    Was the initial motivating problem (whose nature & solution you skipped) such that MMV could have helped solve it?

    • Nathan Scott

      Interesting question, in so many ways. I felt I had to skip some details to keep the article readable, frankly, but to fill in some blanks …

      This particular Java application is heavily instrumented with Parfait and MMV metrics, and it was the ops team automated monitoring of response time and request processing rate metrics (MMV) that triggered the deeper triage efforts. So, yes, absolutely – MMV was a critically important factor in successful diagnosis of this incident, and many others like it. The lightweight nature of the instrumentation meant it was enabled precisely when needed.

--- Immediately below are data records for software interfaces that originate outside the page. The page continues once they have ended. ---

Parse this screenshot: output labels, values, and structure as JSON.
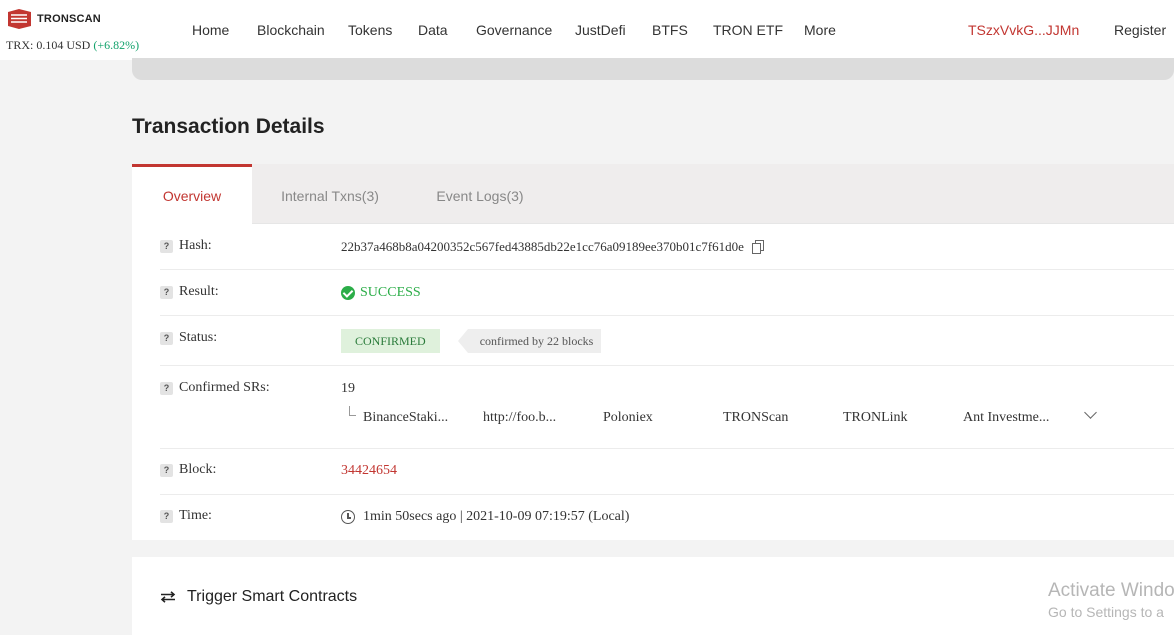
{
  "header": {
    "logo_text": "TRONSCAN",
    "price_label": "TRX: 0.104 USD",
    "price_change": "(+6.82%)",
    "nav": [
      "Home",
      "Blockchain",
      "Tokens",
      "Data",
      "Governance",
      "JustDefi",
      "BTFS",
      "TRON ETF",
      "More"
    ],
    "account": "TSzxVvkG...JJMn",
    "register": "Register"
  },
  "page_title": "Transaction Details",
  "tabs": [
    "Overview",
    "Internal Txns(3)",
    "Event Logs(3)"
  ],
  "details": {
    "hash_label": "Hash:",
    "hash_value": "22b37a468b8a04200352c567fed43885db22e1cc76a09189ee370b01c7f61d0e",
    "result_label": "Result:",
    "result_value": "SUCCESS",
    "status_label": "Status:",
    "status_value": "CONFIRMED",
    "status_blocks": "confirmed by 22 blocks",
    "srs_label": "Confirmed SRs:",
    "srs_count": "19",
    "srs_list": [
      "BinanceStaki...",
      "http://foo.b...",
      "Poloniex",
      "TRONScan",
      "TRONLink",
      "Ant Investme..."
    ],
    "block_label": "Block:",
    "block_value": "34424654",
    "time_label": "Time:",
    "time_value": "1min 50secs ago | 2021-10-09 07:19:57 (Local)"
  },
  "trigger_title": "Trigger Smart Contracts",
  "watermark": {
    "line1": "Activate Windo",
    "line2": "Go to Settings to a"
  },
  "colors": {
    "brand_red": "#c23631",
    "success_green": "#2bad48",
    "price_green": "#12a26b"
  }
}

      For the particular problem described in the post, the underlying kernel problem turned out to be a lock scaling issue in the VM, and that side of things was diagnosed by profiling with perf(1). Running perf at the right time, for a transient problem like this, was also automated using the PCP pmie(1) tool – but that’s another story, for some other time.